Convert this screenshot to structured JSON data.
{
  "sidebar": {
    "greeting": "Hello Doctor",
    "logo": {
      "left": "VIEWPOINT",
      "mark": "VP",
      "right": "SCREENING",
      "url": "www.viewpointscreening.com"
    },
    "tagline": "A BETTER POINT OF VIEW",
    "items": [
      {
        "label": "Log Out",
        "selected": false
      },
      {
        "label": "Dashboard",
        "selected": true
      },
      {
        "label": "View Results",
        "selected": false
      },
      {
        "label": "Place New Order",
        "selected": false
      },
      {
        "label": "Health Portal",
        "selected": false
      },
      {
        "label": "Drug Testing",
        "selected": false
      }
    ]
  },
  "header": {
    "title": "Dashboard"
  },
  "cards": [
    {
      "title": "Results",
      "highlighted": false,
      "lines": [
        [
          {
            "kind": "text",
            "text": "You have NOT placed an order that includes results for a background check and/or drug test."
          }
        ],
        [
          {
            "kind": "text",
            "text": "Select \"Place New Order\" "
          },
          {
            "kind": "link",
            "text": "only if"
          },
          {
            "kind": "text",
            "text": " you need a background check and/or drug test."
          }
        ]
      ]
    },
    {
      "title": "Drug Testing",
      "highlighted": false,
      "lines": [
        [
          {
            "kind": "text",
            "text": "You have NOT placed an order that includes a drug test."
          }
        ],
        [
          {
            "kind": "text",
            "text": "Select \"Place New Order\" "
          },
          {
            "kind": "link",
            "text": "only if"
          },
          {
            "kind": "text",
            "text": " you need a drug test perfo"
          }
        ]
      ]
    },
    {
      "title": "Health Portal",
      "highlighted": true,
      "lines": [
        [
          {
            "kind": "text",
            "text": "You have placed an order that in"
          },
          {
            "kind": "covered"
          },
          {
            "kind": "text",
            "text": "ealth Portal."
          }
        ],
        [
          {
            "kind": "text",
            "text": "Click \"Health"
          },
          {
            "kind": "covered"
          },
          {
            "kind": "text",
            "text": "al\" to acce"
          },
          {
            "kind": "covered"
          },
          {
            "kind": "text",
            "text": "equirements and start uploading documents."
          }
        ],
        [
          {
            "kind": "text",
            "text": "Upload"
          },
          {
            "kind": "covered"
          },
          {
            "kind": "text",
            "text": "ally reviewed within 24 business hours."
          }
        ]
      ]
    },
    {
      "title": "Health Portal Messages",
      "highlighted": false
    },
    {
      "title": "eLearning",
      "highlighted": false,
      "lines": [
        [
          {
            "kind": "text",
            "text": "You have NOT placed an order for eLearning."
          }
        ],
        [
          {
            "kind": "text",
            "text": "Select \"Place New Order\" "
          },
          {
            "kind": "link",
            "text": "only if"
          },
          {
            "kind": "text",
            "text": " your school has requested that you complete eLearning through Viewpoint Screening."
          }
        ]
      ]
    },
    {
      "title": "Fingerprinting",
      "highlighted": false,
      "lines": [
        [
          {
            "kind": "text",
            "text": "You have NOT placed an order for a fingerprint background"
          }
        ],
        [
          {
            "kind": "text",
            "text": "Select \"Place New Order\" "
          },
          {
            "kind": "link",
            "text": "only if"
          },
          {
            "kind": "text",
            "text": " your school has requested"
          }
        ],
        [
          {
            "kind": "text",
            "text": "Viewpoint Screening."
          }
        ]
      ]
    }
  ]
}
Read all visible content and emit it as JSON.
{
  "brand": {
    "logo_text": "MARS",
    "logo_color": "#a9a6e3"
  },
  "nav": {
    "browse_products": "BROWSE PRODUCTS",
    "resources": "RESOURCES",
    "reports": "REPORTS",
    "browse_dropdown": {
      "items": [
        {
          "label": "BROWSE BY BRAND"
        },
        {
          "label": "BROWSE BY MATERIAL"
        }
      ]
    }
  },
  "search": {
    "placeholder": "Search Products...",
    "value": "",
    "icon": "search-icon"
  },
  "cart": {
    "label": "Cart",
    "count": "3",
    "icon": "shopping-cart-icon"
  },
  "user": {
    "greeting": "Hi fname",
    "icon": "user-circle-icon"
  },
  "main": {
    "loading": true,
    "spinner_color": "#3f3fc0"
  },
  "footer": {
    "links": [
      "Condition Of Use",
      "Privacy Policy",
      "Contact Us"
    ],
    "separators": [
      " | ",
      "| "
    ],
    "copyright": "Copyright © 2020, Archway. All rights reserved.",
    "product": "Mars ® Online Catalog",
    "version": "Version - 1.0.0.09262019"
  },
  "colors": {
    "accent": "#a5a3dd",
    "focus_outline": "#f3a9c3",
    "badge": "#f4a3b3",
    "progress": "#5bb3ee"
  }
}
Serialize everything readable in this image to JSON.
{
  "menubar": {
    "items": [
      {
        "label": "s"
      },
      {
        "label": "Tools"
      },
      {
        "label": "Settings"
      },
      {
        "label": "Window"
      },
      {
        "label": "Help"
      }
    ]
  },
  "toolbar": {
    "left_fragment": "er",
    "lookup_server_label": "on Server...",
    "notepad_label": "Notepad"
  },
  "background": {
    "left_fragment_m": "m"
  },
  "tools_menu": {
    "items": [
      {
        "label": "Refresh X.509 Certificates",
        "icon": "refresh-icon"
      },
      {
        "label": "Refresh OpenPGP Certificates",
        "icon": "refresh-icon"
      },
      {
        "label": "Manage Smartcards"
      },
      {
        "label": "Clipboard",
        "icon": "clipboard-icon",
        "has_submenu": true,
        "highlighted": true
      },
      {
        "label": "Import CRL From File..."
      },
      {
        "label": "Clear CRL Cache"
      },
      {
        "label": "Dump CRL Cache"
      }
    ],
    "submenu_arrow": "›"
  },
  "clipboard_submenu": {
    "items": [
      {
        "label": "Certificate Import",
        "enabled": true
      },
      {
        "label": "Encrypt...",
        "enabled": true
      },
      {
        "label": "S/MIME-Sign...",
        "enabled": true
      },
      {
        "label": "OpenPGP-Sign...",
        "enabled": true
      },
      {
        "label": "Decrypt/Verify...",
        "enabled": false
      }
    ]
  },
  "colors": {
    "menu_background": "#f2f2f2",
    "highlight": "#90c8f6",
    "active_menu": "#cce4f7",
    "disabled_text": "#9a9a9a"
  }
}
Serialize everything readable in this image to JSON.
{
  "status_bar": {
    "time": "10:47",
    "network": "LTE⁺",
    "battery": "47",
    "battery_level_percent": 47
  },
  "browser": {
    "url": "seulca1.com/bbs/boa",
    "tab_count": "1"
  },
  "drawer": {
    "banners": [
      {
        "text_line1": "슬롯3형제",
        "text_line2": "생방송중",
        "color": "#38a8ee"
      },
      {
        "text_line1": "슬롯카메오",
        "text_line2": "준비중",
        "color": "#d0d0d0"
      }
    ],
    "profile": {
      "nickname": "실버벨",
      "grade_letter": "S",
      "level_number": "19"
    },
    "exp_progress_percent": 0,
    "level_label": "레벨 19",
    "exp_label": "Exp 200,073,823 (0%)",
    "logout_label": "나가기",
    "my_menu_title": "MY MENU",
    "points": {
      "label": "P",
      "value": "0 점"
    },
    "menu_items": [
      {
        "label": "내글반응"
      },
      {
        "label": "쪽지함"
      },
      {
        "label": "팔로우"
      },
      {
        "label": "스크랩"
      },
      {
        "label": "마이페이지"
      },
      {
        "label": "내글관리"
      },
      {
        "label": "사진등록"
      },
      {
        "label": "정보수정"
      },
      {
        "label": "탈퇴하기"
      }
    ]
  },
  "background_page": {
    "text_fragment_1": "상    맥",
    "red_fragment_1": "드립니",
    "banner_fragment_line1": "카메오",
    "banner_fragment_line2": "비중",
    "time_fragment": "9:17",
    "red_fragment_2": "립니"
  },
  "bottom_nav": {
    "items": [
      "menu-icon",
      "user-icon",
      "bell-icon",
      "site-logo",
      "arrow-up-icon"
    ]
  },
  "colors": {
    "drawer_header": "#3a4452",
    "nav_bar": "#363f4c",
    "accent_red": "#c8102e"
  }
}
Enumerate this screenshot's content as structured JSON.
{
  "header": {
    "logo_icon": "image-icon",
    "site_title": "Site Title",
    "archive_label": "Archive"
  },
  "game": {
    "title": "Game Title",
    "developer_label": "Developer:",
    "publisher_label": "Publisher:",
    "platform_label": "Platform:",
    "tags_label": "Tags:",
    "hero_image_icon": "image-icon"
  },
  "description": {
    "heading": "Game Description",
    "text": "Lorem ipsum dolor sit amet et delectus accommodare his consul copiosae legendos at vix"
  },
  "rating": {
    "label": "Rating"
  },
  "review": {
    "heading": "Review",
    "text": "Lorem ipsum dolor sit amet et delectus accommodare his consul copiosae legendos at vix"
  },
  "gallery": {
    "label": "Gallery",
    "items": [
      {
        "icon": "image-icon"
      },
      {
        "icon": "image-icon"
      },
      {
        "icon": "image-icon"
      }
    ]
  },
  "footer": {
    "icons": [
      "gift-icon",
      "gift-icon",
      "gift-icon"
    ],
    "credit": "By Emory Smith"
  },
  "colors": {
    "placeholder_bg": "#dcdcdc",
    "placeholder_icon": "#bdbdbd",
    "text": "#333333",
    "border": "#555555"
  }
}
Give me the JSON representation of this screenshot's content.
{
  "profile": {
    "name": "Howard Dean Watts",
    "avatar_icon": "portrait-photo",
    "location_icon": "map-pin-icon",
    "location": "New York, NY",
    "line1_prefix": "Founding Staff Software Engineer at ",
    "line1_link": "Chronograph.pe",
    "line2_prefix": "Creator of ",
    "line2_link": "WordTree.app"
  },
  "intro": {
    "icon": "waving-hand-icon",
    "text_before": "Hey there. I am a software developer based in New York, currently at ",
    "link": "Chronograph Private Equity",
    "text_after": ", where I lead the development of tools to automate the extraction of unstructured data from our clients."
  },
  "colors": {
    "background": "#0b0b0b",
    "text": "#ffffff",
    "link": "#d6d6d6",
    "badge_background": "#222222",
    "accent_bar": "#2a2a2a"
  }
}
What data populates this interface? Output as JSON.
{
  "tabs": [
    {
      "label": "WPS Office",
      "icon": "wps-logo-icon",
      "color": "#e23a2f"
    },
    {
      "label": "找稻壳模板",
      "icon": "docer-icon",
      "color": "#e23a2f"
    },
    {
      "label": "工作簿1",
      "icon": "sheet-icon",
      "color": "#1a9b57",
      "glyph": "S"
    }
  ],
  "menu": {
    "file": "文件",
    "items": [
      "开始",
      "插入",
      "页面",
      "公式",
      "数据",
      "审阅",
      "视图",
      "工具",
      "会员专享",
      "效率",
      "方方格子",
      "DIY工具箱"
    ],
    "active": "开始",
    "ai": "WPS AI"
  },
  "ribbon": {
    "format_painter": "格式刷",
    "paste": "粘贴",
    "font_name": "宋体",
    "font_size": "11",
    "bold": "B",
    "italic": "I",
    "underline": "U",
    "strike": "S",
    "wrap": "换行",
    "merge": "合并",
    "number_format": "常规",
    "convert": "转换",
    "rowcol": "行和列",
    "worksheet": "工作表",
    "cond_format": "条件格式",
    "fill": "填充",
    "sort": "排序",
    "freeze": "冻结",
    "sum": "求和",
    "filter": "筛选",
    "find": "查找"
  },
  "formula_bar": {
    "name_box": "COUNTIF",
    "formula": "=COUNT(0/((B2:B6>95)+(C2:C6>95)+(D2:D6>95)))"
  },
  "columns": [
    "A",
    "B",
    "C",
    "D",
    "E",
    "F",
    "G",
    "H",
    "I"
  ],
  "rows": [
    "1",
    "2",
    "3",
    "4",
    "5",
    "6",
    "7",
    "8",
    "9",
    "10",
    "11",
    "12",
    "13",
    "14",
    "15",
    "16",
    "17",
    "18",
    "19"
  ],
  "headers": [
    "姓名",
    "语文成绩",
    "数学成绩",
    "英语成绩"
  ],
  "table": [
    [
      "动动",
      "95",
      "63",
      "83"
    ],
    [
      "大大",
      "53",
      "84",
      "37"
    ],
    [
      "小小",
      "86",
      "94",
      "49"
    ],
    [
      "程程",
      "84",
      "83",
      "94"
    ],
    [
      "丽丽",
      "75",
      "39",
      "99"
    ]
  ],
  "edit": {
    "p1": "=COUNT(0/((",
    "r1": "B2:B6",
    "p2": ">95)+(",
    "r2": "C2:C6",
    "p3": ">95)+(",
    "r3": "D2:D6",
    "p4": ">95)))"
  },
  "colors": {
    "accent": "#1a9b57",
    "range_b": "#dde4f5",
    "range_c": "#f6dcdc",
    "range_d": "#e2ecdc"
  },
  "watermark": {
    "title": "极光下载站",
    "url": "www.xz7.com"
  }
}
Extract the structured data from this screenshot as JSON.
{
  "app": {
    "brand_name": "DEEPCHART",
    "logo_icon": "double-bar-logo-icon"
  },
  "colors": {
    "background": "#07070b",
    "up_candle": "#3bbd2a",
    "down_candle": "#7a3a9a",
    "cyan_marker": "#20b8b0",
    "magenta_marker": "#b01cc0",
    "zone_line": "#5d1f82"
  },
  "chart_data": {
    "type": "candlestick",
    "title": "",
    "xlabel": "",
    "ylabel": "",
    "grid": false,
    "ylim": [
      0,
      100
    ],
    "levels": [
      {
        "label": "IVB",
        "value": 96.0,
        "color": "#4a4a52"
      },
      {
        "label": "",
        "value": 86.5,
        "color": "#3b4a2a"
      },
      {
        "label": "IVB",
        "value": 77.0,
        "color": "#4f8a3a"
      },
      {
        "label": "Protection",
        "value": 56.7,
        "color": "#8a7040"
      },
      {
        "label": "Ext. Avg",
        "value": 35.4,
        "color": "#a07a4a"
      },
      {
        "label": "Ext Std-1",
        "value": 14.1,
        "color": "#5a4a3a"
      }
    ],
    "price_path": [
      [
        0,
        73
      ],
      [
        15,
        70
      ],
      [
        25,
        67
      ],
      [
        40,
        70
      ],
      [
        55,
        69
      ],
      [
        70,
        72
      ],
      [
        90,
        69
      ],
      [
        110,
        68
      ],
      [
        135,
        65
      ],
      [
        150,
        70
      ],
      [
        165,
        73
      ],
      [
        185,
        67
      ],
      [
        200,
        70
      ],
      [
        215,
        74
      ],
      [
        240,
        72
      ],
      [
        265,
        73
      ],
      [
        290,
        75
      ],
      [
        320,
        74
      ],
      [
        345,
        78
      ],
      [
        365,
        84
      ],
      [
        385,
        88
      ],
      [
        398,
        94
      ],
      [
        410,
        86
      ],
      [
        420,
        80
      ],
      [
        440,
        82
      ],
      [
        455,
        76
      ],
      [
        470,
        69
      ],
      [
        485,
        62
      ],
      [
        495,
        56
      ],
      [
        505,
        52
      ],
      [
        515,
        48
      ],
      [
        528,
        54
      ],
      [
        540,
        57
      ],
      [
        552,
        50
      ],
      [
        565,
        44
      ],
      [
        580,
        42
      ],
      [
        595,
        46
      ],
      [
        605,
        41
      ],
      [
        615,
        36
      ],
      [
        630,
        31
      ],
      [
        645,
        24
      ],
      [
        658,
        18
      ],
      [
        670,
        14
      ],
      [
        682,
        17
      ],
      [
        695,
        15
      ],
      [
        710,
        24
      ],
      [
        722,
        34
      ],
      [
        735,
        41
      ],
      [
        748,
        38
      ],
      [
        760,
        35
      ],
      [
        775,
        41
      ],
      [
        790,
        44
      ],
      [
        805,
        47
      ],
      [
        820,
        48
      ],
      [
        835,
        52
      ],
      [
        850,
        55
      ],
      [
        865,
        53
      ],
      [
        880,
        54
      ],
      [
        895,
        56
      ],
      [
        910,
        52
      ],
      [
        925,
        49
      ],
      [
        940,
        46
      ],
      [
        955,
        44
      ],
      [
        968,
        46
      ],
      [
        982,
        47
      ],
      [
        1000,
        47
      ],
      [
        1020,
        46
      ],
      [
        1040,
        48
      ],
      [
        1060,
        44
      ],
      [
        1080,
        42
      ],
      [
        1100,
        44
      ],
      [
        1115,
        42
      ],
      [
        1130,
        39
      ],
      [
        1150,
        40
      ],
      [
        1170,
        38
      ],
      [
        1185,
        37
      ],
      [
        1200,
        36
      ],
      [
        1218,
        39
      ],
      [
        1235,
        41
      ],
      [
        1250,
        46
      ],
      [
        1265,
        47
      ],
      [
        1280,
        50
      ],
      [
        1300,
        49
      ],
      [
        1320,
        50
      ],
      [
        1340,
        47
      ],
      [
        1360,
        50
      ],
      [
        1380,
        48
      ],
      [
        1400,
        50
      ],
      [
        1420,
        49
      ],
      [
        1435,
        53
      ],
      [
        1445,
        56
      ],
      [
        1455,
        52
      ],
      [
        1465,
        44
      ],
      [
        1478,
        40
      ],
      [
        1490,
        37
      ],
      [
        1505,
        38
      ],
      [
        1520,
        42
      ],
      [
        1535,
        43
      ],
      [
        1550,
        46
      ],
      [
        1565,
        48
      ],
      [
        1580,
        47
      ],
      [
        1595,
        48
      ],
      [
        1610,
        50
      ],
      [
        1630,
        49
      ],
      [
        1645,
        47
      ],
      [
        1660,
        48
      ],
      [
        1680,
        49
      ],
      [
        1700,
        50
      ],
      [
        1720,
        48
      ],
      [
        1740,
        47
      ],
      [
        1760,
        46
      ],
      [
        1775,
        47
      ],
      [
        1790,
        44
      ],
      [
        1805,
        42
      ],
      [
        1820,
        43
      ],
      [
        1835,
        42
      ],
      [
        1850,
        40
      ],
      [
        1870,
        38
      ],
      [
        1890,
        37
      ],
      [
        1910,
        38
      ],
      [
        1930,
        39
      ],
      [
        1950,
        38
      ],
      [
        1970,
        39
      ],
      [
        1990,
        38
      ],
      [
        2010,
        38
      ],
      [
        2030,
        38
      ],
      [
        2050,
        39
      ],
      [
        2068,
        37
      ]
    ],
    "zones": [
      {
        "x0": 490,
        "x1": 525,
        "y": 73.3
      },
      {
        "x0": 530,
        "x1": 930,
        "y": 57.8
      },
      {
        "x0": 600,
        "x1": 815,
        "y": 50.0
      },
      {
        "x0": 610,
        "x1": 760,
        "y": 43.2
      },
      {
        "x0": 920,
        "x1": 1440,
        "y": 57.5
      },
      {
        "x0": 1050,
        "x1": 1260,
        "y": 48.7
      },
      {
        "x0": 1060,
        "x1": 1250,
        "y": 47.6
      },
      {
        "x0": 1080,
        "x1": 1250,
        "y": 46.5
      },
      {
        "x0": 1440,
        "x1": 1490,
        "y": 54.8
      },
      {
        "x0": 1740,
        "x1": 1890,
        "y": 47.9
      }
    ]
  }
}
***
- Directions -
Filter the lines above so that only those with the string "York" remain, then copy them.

- Task solution -
    "location": "New York, NY",
    "text_before": "Hey there. I am a software developer based in New York, currently at ",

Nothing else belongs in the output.